**EXERCISE DETAILS:** Copy every record word for word.

[Items from an interface collection]
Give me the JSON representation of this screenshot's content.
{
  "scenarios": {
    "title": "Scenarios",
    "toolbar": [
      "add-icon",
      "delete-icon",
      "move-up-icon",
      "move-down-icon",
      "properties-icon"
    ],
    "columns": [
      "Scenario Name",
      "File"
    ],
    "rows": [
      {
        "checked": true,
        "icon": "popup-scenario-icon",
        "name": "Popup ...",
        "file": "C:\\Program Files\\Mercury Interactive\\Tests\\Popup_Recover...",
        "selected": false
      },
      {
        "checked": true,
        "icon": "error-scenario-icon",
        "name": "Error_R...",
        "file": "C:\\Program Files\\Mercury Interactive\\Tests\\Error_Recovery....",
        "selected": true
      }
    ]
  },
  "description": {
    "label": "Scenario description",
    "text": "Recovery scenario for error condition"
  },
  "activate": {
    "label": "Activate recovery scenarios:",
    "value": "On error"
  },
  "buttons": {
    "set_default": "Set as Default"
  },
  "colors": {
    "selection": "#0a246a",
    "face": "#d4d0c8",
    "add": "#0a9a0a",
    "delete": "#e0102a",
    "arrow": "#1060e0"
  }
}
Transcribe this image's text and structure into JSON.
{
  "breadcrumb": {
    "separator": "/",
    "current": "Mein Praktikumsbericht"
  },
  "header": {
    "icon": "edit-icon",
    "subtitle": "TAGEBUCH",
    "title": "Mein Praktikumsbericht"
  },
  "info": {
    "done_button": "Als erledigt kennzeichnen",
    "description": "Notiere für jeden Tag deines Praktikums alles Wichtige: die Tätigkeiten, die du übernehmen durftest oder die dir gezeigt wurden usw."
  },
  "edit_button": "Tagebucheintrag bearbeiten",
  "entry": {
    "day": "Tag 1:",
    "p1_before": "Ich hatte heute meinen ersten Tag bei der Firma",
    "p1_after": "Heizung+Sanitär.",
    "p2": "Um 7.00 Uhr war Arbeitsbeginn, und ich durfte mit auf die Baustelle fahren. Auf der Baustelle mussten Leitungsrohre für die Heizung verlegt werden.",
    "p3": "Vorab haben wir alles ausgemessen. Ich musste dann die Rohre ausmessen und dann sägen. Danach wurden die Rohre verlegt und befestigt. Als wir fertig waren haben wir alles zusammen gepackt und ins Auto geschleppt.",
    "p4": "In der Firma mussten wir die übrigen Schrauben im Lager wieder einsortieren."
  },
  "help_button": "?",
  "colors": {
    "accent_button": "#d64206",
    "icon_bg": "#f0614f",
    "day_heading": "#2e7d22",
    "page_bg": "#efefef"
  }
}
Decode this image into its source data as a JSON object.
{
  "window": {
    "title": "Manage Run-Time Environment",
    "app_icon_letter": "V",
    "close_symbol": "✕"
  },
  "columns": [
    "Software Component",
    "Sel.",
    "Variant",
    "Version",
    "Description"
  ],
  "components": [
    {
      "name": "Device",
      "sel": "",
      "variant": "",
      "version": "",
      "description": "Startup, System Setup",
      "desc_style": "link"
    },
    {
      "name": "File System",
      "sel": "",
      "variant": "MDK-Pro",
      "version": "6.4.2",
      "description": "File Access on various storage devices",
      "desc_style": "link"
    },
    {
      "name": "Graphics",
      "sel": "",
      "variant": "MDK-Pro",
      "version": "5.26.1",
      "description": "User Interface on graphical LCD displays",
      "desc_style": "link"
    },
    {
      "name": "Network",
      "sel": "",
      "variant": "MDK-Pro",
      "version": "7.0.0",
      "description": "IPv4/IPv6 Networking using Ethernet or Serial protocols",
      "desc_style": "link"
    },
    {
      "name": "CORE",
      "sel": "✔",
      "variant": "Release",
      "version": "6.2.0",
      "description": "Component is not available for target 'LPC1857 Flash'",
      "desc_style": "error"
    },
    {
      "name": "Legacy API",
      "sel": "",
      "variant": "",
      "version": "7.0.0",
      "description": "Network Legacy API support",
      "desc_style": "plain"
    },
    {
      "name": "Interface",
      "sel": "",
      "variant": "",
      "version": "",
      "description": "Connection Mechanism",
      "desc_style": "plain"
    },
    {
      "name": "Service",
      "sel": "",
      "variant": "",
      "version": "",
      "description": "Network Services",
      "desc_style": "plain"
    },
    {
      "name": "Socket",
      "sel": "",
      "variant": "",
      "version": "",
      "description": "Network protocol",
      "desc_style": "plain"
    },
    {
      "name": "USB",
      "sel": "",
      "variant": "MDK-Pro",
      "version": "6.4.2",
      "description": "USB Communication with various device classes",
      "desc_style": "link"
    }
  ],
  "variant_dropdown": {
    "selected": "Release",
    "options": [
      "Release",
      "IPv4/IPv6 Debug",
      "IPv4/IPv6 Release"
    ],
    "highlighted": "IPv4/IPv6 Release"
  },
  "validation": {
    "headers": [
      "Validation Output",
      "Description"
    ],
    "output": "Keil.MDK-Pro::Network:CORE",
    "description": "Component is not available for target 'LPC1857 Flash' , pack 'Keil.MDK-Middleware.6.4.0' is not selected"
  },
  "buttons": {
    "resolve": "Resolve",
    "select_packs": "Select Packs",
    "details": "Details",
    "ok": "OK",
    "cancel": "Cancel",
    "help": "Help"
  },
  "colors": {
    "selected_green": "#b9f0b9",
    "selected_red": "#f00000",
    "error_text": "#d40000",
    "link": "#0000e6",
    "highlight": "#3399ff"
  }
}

**WRITTEN RESPONSE:**
Give me the JSON representation of this screenshot's content.
{
  "scenarios": {
    "title": "Scenarios",
    "toolbar": [
      "add-icon",
      "delete-icon",
      "move-up-icon",
      "move-down-icon",
      "properties-icon"
    ],
    "columns": [
      "Scenario Name",
      "File"
    ],
    "rows": [
      {
        "checked": true,
        "icon": "popup-scenario-icon",
        "name": "Popup ...",
        "file": "C:\\Program Files\\Mercury Interactive\\Tests\\Popup_Recover...",
        "selected": false
      },
      {
        "checked": true,
        "icon": "error-scenario-icon",
        "name": "Error_R...",
        "file": "C:\\Program Files\\Mercury Interactive\\Tests\\Error_Recovery....",
        "selected": true
      }
    ]
  },
  "description": {
    "label": "Scenario description",
    "text": "Recovery scenario for error condition"
  },
  "activate": {
    "label": "Activate recovery scenarios:",
    "value": "On error"
  },
  "buttons": {
    "set_default": "Set as Default"
  },
  "colors": {
    "selection": "#0a246a",
    "face": "#d4d0c8",
    "add": "#0a9a0a",
    "delete": "#e0102a",
    "arrow": "#1060e0"
  }
}
Transcribe this image's text and structure into JSON.
{
  "breadcrumb": {
    "separator": "/",
    "current": "Mein Praktikumsbericht"
  },
  "header": {
    "icon": "edit-icon",
    "subtitle": "TAGEBUCH",
    "title": "Mein Praktikumsbericht"
  },
  "info": {
    "done_button": "Als erledigt kennzeichnen",
    "description": "Notiere für jeden Tag deines Praktikums alles Wichtige: die Tätigkeiten, die du übernehmen durftest oder die dir gezeigt wurden usw."
  },
  "edit_button": "Tagebucheintrag bearbeiten",
  "entry": {
    "day": "Tag 1:",
    "p1_before": "Ich hatte heute meinen ersten Tag bei der Firma",
    "p1_after": "Heizung+Sanitär.",
    "p2": "Um 7.00 Uhr war Arbeitsbeginn, und ich durfte mit auf die Baustelle fahren. Auf der Baustelle mussten Leitungsrohre für die Heizung verlegt werden.",
    "p3": "Vorab haben wir alles ausgemessen. Ich musste dann die Rohre ausmessen und dann sägen. Danach wurden die Rohre verlegt und befestigt. Als wir fertig waren haben wir alles zusammen gepackt und ins Auto geschleppt.",
    "p4": "In der Firma mussten wir die übrigen Schrauben im Lager wieder einsortieren."
  },
  "help_button": "?",
  "colors": {
    "accent_button": "#d64206",
    "icon_bg": "#f0614f",
    "day_heading": "#2e7d22",
    "page_bg": "#efefef"
  }
}
Decode this image into its source data as a JSON object.
{
  "window": {
    "title": "Manage Run-Time Environment",
    "app_icon_letter": "V",
    "close_symbol": "✕"
  },
  "columns": [
    "Software Component",
    "Sel.",
    "Variant",
    "Version",
    "Description"
  ],
  "components": [
    {
      "name": "Device",
      "sel": "",
      "variant": "",
      "version": "",
      "description": "Startup, System Setup",
      "desc_style": "link"
    },
    {
      "name": "File System",
      "sel": "",
      "variant": "MDK-Pro",
      "version": "6.4.2",
      "description": "File Access on various storage devices",
      "desc_style": "link"
    },
    {
      "name": "Graphics",
      "sel": "",
      "variant": "MDK-Pro",
      "version": "5.26.1",
      "description": "User Interface on graphical LCD displays",
      "desc_style": "link"
    },
    {
      "name": "Network",
      "sel": "",
      "variant": "MDK-Pro",
      "version": "7.0.0",
      "description": "IPv4/IPv6 Networking using Ethernet or Serial protocols",
      "desc_style": "link"
    },
    {
      "name": "CORE",
      "sel": "✔",
      "variant": "Release",
      "version": "6.2.0",
      "description": "Component is not available for target 'LPC1857 Flash'",
      "desc_style": "error"
    },
    {
      "name": "Legacy API",
      "sel": "",
      "variant": "",
      "version": "7.0.0",
      "description": "Network Legacy API support",
      "desc_style": "plain"
    },
    {
      "name": "Interface",
      "sel": "",
      "variant": "",
      "version": "",
      "description": "Connection Mechanism",
      "desc_style": "plain"
    },
    {
      "name": "Service",
      "sel": "",
      "variant": "",
      "version": "",
      "description": "Network Services",
      "desc_style": "plain"
    },
    {
      "name": "Socket",
      "sel": "",
      "variant": "",
      "version": "",
      "description": "Network protocol",
      "desc_style": "plain"
    },
    {
      "name": "USB",
      "sel": "",
      "variant": "MDK-Pro",
      "version": "6.4.2",
      "description": "USB Communication with various device classes",
      "desc_style": "link"
    }
  ],
  "variant_dropdown": {
    "selected": "Release",
    "options": [
      "Release",
      "IPv4/IPv6 Debug",
      "IPv4/IPv6 Release"
    ],
    "highlighted": "IPv4/IPv6 Release"
  },
  "validation": {
    "headers": [
      "Validation Output",
      "Description"
    ],
    "output": "Keil.MDK-Pro::Network:CORE",
    "description": "Component is not available for target 'LPC1857 Flash' , pack 'Keil.MDK-Middleware.6.4.0' is not selected"
  },
  "buttons": {
    "resolve": "Resolve",
    "select_packs": "Select Packs",
    "details": "Details",
    "ok": "OK",
    "cancel": "Cancel",
    "help": "Help"
  },
  "colors": {
    "selected_green": "#b9f0b9",
    "selected_red": "#f00000",
    "error_text": "#d40000",
    "link": "#0000e6",
    "highlight": "#3399ff"
  }
}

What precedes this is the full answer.